22 Aug Clemson University's PeeDee REC Peach Breeding Research
Jonathan Windham discusses the research he’s doing to give peach farmers a second chance at pollination based off of second bloom traits found in wild roses at the Clemson University Pee Dee Research and Education Center in Florence, SC.
A lot of people don’t know that Clemson has a peach breeding program and it’s part of a national effort called The Rose Breed Project. And so, with peach breeding, you get one shot a year to make your crosses out in the field and in South Carolina we normally get hit with the late freeze, so if you make a cross in the field and then it gets hit with a late freeze, then you’ve lost your work for the year. But if that tree were to re-bloom, let’s say in a greenhouse, then you could increase your odds of getting a successful cross in that season and moving your program forward as far as hybrids are concerned. So, with my graduate project, we are examining the re-blooming capacity found in roses naturally. Wild roses have developed a mutation when they bloom continuously throughout the year and we are studying that mutation to see if we can’t engineer that into our peaches. Long term, we are just trying to speed breed peaches for the Clemson peach breeding program, so we’re giving our breeder more opportunities per season and the more hybrids that she can create per season, the more she can sort of weed through those bad genes and find that one hybrid that is really gonna stand out in South Carolina as far as production goes. Cross-pollination is a tried-and-true method, but it’s rather slow. Peaches unfortunately take three to five years before they even flower or make fruit, so three to five years after you’ve done your initial pollination in the orchard, you have this hybrid that you can finally start evaluating the characteristics of this fruit. And so we’re looking at newer, new techniques to see if we can’t increase the time between pollination and introducing a new hybrid to market. With this research, if we can understand the mechanism behind bloom time then we can create newer hybrids and these hybrids will require less fertilizers, less water, they’ll be more drought tolerant, more disease resistant. So, we’re striving to create peach trees that require less input from the farmer, which will lower production costs for the farmer, which will ultimately lower costs for consumers. So the PeeDee REC is actually the plant-breeding REC so to speak. This is the headquarters of Clemson’s advanced plant technology program.
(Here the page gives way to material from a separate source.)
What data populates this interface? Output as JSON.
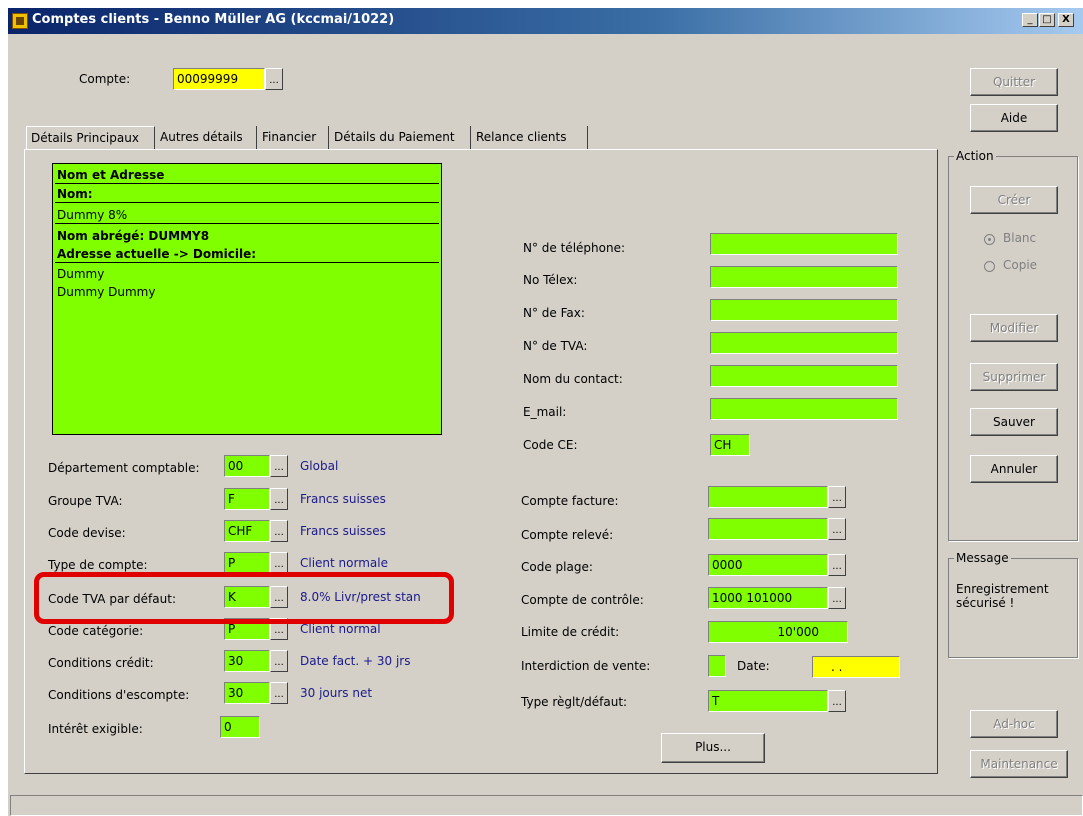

A few years ago, we completely renovated the building. We have four brand new laboratories devoted to plant biotechnology and each of these laboratories is focusing on a different crop that’s important to South Carolina. And peaches is one of those crops. South Carolina, we are actually the number two peach producer in the United States. A lot of people think it’s Georgia, no we actually are second behind California in peach production, so peaches are really big deal in South Carolina and the more hybrids that we can create and the more more resistant varieties that we can get to market faster we’re really going to do a lot for our industry.